**GIVEN RECORDS**

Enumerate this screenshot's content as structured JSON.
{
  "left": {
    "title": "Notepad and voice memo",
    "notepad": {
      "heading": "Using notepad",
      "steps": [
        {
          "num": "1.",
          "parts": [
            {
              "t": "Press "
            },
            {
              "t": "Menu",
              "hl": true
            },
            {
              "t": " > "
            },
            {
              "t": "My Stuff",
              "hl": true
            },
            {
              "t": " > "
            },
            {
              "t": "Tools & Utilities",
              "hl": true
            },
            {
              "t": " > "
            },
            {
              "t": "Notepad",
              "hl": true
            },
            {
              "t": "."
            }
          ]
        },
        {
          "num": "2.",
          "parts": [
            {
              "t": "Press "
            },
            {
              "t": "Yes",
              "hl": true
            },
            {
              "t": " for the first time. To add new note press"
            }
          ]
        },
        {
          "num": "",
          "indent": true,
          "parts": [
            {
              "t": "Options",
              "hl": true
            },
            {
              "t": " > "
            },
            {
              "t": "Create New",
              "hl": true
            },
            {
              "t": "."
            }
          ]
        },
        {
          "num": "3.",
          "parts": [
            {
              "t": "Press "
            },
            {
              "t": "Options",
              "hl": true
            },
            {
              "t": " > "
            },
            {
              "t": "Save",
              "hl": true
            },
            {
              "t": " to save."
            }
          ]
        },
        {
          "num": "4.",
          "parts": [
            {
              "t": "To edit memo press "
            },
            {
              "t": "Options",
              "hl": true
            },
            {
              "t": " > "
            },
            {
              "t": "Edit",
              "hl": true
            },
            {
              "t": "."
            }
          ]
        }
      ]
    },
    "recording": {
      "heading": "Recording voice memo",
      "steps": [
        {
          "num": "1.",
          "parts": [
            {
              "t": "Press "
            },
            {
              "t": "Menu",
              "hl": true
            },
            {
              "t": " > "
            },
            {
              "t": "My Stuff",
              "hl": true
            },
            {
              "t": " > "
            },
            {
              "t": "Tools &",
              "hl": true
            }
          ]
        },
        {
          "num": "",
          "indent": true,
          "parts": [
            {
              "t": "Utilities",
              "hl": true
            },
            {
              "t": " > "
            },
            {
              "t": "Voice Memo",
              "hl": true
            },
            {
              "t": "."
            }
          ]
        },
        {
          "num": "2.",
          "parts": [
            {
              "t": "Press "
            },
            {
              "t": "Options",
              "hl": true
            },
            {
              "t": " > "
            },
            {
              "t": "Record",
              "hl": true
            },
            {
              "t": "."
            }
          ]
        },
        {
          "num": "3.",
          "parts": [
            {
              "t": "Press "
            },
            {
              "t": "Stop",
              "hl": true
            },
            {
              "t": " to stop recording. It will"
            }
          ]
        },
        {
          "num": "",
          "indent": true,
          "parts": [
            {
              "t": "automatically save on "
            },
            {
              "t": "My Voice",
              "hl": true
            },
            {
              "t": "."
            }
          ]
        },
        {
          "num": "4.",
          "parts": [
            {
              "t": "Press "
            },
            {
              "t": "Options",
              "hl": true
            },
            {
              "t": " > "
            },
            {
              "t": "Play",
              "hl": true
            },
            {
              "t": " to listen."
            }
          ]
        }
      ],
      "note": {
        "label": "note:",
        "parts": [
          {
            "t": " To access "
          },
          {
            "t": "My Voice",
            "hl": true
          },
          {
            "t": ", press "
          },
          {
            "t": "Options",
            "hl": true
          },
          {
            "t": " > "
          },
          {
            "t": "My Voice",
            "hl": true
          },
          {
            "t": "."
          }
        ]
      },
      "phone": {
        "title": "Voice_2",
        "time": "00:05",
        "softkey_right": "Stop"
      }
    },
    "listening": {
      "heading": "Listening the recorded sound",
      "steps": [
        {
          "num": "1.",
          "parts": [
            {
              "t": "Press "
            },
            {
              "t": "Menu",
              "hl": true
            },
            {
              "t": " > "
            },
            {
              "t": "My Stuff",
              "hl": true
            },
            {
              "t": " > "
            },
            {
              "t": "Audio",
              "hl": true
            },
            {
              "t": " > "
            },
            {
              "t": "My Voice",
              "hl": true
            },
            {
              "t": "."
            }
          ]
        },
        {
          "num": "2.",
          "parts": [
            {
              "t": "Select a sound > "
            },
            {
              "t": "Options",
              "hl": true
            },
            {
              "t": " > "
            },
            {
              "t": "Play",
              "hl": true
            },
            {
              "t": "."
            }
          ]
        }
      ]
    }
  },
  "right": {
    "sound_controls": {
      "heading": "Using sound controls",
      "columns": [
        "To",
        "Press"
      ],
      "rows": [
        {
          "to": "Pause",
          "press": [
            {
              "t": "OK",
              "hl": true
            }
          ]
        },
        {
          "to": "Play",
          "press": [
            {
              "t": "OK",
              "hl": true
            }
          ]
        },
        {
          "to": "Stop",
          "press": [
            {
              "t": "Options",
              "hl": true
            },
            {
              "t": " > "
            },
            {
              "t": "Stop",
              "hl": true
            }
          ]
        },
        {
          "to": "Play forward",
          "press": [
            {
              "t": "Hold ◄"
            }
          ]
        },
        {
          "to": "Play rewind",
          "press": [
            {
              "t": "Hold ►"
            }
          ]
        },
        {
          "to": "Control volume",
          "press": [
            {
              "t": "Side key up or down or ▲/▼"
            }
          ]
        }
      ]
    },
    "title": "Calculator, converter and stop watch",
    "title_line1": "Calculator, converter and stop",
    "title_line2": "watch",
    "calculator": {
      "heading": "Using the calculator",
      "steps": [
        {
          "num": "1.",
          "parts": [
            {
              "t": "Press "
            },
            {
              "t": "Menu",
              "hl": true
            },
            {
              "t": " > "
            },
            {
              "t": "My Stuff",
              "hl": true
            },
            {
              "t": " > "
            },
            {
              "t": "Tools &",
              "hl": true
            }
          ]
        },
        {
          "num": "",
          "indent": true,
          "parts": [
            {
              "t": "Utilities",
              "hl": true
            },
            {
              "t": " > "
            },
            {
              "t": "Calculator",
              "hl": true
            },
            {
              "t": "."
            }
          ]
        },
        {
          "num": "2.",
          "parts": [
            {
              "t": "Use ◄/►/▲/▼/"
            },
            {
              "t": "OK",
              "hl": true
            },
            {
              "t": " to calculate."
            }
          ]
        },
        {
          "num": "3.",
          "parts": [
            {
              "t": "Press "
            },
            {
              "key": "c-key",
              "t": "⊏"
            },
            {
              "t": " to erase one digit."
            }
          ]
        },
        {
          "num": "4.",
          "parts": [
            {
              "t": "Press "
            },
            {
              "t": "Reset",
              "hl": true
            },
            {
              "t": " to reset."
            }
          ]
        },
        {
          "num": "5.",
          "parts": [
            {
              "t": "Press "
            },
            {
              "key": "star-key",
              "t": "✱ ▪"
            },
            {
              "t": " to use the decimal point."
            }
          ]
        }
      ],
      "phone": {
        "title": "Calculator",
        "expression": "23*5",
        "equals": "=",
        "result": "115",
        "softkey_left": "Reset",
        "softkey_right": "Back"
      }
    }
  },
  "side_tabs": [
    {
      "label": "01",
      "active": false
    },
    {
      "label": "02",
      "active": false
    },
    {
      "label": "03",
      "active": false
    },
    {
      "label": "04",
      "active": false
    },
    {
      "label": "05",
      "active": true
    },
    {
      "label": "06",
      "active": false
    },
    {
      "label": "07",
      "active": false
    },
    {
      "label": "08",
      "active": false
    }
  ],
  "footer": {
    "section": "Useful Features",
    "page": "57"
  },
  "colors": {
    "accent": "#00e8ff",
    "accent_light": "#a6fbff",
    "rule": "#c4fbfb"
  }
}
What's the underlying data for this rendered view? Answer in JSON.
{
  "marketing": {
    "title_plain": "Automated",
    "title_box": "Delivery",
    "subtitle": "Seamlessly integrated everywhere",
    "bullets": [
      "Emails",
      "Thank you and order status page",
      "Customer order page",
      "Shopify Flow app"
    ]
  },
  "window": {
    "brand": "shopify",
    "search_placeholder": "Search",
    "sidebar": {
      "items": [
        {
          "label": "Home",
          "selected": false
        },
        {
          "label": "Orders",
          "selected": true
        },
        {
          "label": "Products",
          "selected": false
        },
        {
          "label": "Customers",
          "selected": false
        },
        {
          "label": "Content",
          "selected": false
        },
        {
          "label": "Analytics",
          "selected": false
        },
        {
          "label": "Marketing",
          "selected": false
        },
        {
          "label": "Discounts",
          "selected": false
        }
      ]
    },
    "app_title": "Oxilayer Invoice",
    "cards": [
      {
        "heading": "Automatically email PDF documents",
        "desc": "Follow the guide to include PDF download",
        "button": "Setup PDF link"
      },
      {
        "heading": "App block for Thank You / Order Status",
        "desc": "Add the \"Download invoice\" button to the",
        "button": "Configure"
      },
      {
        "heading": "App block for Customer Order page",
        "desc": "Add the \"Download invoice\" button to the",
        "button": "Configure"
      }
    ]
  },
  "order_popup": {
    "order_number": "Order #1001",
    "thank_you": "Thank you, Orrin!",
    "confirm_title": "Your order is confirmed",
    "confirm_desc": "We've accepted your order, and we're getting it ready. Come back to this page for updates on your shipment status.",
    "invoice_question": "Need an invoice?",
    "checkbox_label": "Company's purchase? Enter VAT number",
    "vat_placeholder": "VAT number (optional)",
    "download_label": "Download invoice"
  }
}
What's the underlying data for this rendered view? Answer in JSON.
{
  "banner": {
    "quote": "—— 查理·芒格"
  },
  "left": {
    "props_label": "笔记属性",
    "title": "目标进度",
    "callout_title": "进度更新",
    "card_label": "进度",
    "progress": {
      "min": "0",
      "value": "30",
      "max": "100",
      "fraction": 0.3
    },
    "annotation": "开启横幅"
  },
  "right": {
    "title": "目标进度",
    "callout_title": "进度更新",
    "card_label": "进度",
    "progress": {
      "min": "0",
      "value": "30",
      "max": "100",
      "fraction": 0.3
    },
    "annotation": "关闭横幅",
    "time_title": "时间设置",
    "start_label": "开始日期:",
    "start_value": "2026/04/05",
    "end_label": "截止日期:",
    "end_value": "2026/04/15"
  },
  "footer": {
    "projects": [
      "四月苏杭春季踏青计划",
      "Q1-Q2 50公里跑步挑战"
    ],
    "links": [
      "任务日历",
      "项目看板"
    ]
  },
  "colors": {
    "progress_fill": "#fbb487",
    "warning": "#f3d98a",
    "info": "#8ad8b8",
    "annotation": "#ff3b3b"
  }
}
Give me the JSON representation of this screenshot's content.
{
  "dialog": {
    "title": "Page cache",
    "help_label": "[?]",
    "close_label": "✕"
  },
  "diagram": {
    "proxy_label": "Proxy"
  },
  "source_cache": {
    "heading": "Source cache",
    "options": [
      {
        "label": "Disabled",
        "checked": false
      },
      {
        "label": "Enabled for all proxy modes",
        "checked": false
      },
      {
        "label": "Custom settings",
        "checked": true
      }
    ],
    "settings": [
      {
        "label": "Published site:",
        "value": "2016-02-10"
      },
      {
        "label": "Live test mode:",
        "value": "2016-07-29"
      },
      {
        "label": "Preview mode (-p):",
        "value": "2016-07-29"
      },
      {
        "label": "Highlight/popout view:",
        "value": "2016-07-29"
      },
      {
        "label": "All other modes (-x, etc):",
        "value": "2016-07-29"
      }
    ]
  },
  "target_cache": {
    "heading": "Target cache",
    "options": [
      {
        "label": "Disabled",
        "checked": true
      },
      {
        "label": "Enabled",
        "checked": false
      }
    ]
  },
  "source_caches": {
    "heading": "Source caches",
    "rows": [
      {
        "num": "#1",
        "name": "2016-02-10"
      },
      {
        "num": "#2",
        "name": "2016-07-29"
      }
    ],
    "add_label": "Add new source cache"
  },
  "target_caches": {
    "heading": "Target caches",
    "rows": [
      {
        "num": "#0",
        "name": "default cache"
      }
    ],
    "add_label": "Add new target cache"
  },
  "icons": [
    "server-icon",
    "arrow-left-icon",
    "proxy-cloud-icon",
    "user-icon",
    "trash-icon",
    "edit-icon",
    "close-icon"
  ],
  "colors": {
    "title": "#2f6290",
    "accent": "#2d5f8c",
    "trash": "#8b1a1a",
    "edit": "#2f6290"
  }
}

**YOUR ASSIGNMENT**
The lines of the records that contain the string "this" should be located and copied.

**SOLUTION TO THE PROBLEM**
Enumerate this screenshot's content as structured JSON.
What's the underlying data for this rendered view? Answer in JSON.
    "confirm_desc": "We've accepted your order, and we're getting it ready. Come back to this page for updates on your shipment status.",
What's the underlying data for this rendered view? Answer in JSON.
Give me the JSON representation of this screenshot's content.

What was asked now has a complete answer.